*What the exercise asks*.
Print out all of the data below, keeping it identical to the original.

*Component data from apps and pages*.
::::::::::

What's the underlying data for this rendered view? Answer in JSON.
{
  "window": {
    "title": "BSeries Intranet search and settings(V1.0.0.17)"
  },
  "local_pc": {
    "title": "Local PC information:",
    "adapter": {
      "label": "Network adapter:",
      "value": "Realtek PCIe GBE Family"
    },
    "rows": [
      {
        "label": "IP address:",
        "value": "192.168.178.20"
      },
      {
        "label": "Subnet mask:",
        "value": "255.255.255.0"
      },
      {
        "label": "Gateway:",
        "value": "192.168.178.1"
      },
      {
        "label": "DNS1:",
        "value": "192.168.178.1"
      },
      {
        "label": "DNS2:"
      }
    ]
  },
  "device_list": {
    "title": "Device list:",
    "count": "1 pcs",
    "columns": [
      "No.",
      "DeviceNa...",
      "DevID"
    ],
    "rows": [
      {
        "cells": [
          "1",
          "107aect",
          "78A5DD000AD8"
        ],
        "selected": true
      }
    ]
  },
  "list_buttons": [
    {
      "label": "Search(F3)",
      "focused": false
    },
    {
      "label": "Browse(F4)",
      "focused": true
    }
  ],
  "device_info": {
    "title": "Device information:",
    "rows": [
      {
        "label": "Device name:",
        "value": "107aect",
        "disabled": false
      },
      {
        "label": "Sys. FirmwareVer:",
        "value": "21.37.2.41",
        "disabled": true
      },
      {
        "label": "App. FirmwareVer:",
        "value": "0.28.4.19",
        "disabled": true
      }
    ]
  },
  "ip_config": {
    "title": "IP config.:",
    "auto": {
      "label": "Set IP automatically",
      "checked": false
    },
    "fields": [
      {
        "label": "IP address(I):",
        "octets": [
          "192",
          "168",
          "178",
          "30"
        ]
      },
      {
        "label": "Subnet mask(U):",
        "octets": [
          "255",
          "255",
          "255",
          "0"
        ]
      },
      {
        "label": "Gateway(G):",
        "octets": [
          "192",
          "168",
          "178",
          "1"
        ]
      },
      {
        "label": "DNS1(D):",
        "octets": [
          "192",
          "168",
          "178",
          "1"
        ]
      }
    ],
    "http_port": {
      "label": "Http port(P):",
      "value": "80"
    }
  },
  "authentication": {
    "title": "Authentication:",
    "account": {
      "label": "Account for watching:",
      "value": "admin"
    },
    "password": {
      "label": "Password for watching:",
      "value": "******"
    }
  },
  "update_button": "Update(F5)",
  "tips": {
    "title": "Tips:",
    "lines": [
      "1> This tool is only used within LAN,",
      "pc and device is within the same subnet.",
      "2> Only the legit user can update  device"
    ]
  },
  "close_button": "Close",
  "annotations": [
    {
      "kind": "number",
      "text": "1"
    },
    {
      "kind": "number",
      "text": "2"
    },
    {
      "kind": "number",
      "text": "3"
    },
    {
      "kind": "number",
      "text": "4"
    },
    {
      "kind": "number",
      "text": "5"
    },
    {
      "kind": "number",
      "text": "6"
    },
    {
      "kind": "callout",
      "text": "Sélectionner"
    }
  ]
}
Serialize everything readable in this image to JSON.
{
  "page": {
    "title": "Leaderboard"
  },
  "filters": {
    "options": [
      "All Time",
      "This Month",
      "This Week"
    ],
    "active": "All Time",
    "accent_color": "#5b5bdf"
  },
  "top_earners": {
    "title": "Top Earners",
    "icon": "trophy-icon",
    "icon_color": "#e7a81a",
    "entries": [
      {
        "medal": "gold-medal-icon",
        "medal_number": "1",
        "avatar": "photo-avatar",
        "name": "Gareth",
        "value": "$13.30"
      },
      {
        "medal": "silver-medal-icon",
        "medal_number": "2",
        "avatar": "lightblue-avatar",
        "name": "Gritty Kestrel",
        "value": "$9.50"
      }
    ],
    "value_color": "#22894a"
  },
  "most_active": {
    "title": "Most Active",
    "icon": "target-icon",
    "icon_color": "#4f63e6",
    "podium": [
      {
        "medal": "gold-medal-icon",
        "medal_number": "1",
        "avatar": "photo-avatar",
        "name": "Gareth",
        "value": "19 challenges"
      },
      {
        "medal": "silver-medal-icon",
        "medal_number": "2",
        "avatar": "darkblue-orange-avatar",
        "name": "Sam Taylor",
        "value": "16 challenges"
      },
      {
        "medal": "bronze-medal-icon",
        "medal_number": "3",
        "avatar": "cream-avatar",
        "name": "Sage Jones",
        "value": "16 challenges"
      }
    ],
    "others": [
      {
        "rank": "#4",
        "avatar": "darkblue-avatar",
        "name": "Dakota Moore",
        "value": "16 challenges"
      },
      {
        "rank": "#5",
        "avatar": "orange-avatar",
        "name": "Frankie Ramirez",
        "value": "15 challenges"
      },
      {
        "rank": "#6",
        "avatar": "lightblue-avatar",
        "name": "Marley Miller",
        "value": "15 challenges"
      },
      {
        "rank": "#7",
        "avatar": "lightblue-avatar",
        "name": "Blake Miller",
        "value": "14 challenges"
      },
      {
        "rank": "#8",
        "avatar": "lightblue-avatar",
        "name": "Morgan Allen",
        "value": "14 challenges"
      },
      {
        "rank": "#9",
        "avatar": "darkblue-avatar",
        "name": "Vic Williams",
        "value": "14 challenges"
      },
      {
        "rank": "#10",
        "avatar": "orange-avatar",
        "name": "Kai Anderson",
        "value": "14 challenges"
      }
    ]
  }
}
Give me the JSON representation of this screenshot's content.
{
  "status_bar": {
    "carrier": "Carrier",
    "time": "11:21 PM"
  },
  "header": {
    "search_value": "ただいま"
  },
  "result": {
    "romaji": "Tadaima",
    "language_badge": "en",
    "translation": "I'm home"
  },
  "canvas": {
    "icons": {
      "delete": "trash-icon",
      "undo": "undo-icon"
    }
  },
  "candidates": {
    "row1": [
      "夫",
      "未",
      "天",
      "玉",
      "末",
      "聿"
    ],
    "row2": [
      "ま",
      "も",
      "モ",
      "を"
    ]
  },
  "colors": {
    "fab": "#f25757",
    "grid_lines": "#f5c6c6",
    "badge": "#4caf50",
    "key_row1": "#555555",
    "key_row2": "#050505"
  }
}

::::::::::

*The completed task*.
What's the underlying data for this rendered view? Answer in JSON.
{
  "window": {
    "title": "BSeries Intranet search and settings(V1.0.0.17)"
  },
  "local_pc": {
    "title": "Local PC information:",
    "adapter": {
      "label": "Network adapter:",
      "value": "Realtek PCIe GBE Family"
    },
    "rows": [
      {
        "label": "IP address:",
        "value": "192.168.178.20"
      },
      {
        "label": "Subnet mask:",
        "value": "255.255.255.0"
      },
      {
        "label": "Gateway:",
        "value": "192.168.178.1"
      },
      {
        "label": "DNS1:",
        "value": "192.168.178.1"
      },
      {
        "label": "DNS2:"
      }
    ]
  },
  "device_list": {
    "title": "Device list:",
    "count": "1 pcs",
    "columns": [
      "No.",
      "DeviceNa...",
      "DevID"
    ],
    "rows": [
      {
        "cells": [
          "1",
          "107aect",
          "78A5DD000AD8"
        ],
        "selected": true
      }
    ]
  },
  "list_buttons": [
    {
      "label": "Search(F3)",
      "focused": false
    },
    {
      "label": "Browse(F4)",
      "focused": true
    }
  ],
  "device_info": {
    "title": "Device information:",
    "rows": [
      {
        "label": "Device name:",
        "value": "107aect",
        "disabled": false
      },
      {
        "label": "Sys. FirmwareVer:",
        "value": "21.37.2.41",
        "disabled": true
      },
      {
        "label": "App. FirmwareVer:",
        "value": "0.28.4.19",
        "disabled": true
      }
    ]
  },
  "ip_config": {
    "title": "IP config.:",
    "auto": {
      "label": "Set IP automatically",
      "checked": false
    },
    "fields": [
      {
        "label": "IP address(I):",
        "octets": [
          "192",
          "168",
          "178",
          "30"
        ]
      },
      {
        "label": "Subnet mask(U):",
        "octets": [
          "255",
          "255",
          "255",
          "0"
        ]
      },
      {
        "label": "Gateway(G):",
        "octets": [
          "192",
          "168",
          "178",
          "1"
        ]
      },
      {
        "label": "DNS1(D):",
        "octets": [
          "192",
          "168",
          "178",
          "1"
        ]
      }
    ],
    "http_port": {
      "label": "Http port(P):",
      "value": "80"
    }
  },
  "authentication": {
    "title": "Authentication:",
    "account": {
      "label": "Account for watching:",
      "value": "admin"
    },
    "password": {
      "label": "Password for watching:",
      "value": "******"
    }
  },
  "update_button": "Update(F5)",
  "tips": {
    "title": "Tips:",
    "lines": [
      "1> This tool is only used within LAN,",
      "pc and device is within the same subnet.",
      "2> Only the legit user can update  device"
    ]
  },
  "close_button": "Close",
  "annotations": [
    {
      "kind": "number",
      "text": "1"
    },
    {
      "kind": "number",
      "text": "2"
    },
    {
      "kind": "number",
      "text": "3"
    },
    {
      "kind": "number",
      "text": "4"
    },
    {
      "kind": "number",
      "text": "5"
    },
    {
      "kind": "number",
      "text": "6"
    },
    {
      "kind": "callout",
      "text": "Sélectionner"
    }
  ]
}
Serialize everything readable in this image to JSON.
{
  "page": {
    "title": "Leaderboard"
  },
  "filters": {
    "options": [
      "All Time",
      "This Month",
      "This Week"
    ],
    "active": "All Time",
    "accent_color": "#5b5bdf"
  },
  "top_earners": {
    "title": "Top Earners",
    "icon": "trophy-icon",
    "icon_color": "#e7a81a",
    "entries": [
      {
        "medal": "gold-medal-icon",
        "medal_number": "1",
        "avatar": "photo-avatar",
        "name": "Gareth",
        "value": "$13.30"
      },
      {
        "medal": "silver-medal-icon",
        "medal_number": "2",
        "avatar": "lightblue-avatar",
        "name": "Gritty Kestrel",
        "value": "$9.50"
      }
    ],
    "value_color": "#22894a"
  },
  "most_active": {
    "title": "Most Active",
    "icon": "target-icon",
    "icon_color": "#4f63e6",
    "podium": [
      {
        "medal": "gold-medal-icon",
        "medal_number": "1",
        "avatar": "photo-avatar",
        "name": "Gareth",
        "value": "19 challenges"
      },
      {
        "medal": "silver-medal-icon",
        "medal_number": "2",
        "avatar": "darkblue-orange-avatar",
        "name": "Sam Taylor",
        "value": "16 challenges"
      },
      {
        "medal": "bronze-medal-icon",
        "medal_number": "3",
        "avatar": "cream-avatar",
        "name": "Sage Jones",
        "value": "16 challenges"
      }
    ],
    "others": [
      {
        "rank": "#4",
        "avatar": "darkblue-avatar",
        "name": "Dakota Moore",
        "value": "16 challenges"
      },
      {
        "rank": "#5",
        "avatar": "orange-avatar",
        "name": "Frankie Ramirez",
        "value": "15 challenges"
      },
      {
        "rank": "#6",
        "avatar": "lightblue-avatar",
        "name": "Marley Miller",
        "value": "15 challenges"
      },
      {
        "rank": "#7",
        "avatar": "lightblue-avatar",
        "name": "Blake Miller",
        "value": "14 challenges"
      },
      {
        "rank": "#8",
        "avatar": "lightblue-avatar",
        "name": "Morgan Allen",
        "value": "14 challenges"
      },
      {
        "rank": "#9",
        "avatar": "darkblue-avatar",
        "name": "Vic Williams",
        "value": "14 challenges"
      },
      {
        "rank": "#10",
        "avatar": "orange-avatar",
        "name": "Kai Anderson",
        "value": "14 challenges"
      }
    ]
  }
}
Give me the JSON representation of this screenshot's content.
{
  "status_bar": {
    "carrier": "Carrier",
    "time": "11:21 PM"
  },
  "header": {
    "search_value": "ただいま"
  },
  "result": {
    "romaji": "Tadaima",
    "language_badge": "en",
    "translation": "I'm home"
  },
  "canvas": {
    "icons": {
      "delete": "trash-icon",
      "undo": "undo-icon"
    }
  },
  "candidates": {
    "row1": [
      "夫",
      "未",
      "天",
      "玉",
      "末",
      "聿"
    ],
    "row2": [
      "ま",
      "も",
      "モ",
      "を"
    ]
  },
  "colors": {
    "fab": "#f25757",
    "grid_lines": "#f5c6c6",
    "badge": "#4caf50",
    "key_row1": "#555555",
    "key_row2": "#050505"
  }
}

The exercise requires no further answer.